▸ **WORK REQUEST**: Where the word "sprite" shows up in the entries below, please copy the whole line.

▸ **Excerpts from an interface dataset**:
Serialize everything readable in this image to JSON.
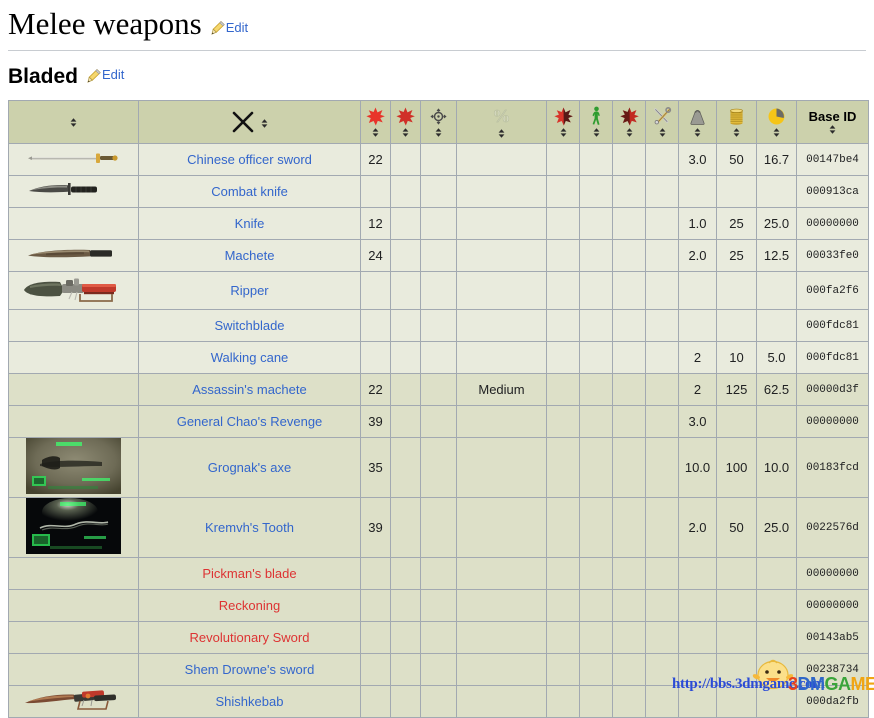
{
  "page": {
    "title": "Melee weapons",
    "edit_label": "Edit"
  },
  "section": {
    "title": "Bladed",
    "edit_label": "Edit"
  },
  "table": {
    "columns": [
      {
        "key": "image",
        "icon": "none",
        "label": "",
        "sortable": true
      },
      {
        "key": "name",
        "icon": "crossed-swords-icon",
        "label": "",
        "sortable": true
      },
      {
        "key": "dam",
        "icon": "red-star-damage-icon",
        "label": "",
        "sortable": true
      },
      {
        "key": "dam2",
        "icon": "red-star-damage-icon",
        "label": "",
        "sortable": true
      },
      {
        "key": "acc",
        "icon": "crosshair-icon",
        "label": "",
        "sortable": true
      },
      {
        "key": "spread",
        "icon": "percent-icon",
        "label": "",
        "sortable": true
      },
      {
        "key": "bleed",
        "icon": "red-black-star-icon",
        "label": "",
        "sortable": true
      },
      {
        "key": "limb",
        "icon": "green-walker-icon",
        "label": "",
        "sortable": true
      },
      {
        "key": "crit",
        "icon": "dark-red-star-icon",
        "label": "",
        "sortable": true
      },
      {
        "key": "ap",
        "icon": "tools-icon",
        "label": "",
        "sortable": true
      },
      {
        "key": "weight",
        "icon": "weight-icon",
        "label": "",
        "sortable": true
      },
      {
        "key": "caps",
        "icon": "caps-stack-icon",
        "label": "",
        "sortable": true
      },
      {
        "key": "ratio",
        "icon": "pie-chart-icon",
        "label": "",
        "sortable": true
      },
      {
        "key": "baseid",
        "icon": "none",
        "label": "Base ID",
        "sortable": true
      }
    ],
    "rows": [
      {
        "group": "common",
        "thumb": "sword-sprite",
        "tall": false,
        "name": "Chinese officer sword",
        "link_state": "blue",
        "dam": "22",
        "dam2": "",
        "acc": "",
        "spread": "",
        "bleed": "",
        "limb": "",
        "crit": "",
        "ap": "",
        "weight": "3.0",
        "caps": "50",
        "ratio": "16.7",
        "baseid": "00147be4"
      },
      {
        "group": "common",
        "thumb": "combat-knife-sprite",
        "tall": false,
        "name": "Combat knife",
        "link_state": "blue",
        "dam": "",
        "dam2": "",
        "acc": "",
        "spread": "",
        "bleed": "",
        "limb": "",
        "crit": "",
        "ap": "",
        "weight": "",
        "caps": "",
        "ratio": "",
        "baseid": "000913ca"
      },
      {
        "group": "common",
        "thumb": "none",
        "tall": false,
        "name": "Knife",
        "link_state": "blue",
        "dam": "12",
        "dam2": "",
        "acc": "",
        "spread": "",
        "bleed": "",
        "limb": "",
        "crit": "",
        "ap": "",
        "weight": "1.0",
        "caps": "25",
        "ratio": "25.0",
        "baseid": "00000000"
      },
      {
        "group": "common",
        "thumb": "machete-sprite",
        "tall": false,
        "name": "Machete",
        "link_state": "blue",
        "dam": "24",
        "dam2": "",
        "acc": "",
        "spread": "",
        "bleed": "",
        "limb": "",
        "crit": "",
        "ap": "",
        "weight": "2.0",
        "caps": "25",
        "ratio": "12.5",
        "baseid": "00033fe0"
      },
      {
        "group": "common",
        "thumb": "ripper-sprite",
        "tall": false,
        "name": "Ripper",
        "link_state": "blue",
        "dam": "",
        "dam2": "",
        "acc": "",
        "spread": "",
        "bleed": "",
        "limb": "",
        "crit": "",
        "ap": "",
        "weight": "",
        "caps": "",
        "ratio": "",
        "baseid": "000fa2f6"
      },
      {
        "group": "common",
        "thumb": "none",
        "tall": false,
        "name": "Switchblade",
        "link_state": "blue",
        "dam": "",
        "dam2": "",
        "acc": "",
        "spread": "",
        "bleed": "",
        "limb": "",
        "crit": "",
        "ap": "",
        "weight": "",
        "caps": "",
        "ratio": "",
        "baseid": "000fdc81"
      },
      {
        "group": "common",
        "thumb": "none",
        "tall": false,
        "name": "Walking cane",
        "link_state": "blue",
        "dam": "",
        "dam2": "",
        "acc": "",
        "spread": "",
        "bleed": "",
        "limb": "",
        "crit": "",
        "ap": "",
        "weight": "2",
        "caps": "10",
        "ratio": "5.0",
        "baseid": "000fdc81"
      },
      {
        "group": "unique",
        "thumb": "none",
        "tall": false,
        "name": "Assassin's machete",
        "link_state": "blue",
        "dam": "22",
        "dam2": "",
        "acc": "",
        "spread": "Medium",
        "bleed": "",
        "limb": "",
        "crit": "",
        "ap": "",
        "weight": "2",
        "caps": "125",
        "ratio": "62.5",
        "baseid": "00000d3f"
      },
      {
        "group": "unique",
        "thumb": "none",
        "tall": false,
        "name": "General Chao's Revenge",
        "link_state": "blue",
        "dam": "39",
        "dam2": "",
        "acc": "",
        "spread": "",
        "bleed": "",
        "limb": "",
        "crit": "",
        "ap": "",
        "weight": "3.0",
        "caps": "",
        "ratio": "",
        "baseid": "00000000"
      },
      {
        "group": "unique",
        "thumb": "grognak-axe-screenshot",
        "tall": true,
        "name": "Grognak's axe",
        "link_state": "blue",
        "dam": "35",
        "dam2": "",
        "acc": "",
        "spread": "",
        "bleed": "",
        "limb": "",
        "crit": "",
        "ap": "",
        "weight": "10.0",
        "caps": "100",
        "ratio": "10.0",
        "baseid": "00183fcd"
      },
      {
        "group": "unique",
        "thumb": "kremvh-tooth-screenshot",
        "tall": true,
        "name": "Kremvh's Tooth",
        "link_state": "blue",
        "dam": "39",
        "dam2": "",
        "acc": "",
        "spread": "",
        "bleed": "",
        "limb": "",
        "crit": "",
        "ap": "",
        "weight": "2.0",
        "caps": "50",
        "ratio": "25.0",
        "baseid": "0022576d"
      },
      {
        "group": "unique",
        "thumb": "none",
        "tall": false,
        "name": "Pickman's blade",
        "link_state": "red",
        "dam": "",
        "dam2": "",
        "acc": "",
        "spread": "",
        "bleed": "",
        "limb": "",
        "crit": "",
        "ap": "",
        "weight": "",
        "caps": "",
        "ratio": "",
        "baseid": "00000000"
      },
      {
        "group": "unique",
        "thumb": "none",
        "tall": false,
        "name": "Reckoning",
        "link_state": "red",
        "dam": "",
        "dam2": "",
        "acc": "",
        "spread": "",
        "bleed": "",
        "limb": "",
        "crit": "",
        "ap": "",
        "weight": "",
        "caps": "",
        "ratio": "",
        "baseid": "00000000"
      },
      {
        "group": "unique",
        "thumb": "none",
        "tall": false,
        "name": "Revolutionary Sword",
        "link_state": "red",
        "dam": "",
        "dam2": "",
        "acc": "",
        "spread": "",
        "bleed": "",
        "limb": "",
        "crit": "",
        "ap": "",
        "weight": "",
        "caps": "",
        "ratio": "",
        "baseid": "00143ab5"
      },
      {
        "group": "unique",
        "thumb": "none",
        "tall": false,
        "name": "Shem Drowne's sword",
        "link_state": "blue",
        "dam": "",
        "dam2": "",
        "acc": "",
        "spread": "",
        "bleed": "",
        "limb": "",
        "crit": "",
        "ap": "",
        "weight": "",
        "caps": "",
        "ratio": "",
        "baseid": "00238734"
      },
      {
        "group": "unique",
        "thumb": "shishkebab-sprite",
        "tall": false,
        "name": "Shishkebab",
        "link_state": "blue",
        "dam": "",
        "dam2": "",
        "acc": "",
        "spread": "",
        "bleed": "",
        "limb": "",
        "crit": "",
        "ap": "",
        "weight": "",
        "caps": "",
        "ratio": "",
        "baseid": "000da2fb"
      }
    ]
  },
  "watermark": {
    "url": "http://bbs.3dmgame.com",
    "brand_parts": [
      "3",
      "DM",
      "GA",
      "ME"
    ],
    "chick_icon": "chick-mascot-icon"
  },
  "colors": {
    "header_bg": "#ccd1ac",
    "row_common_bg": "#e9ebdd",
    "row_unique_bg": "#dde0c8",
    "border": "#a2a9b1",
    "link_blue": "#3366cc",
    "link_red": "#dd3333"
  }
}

▸ **RESULT BELOW**:
        "thumb": "sword-sprite",
        "thumb": "combat-knife-sprite",
        "thumb": "machete-sprite",
        "thumb": "ripper-sprite",
        "thumb": "shishkebab-sprite",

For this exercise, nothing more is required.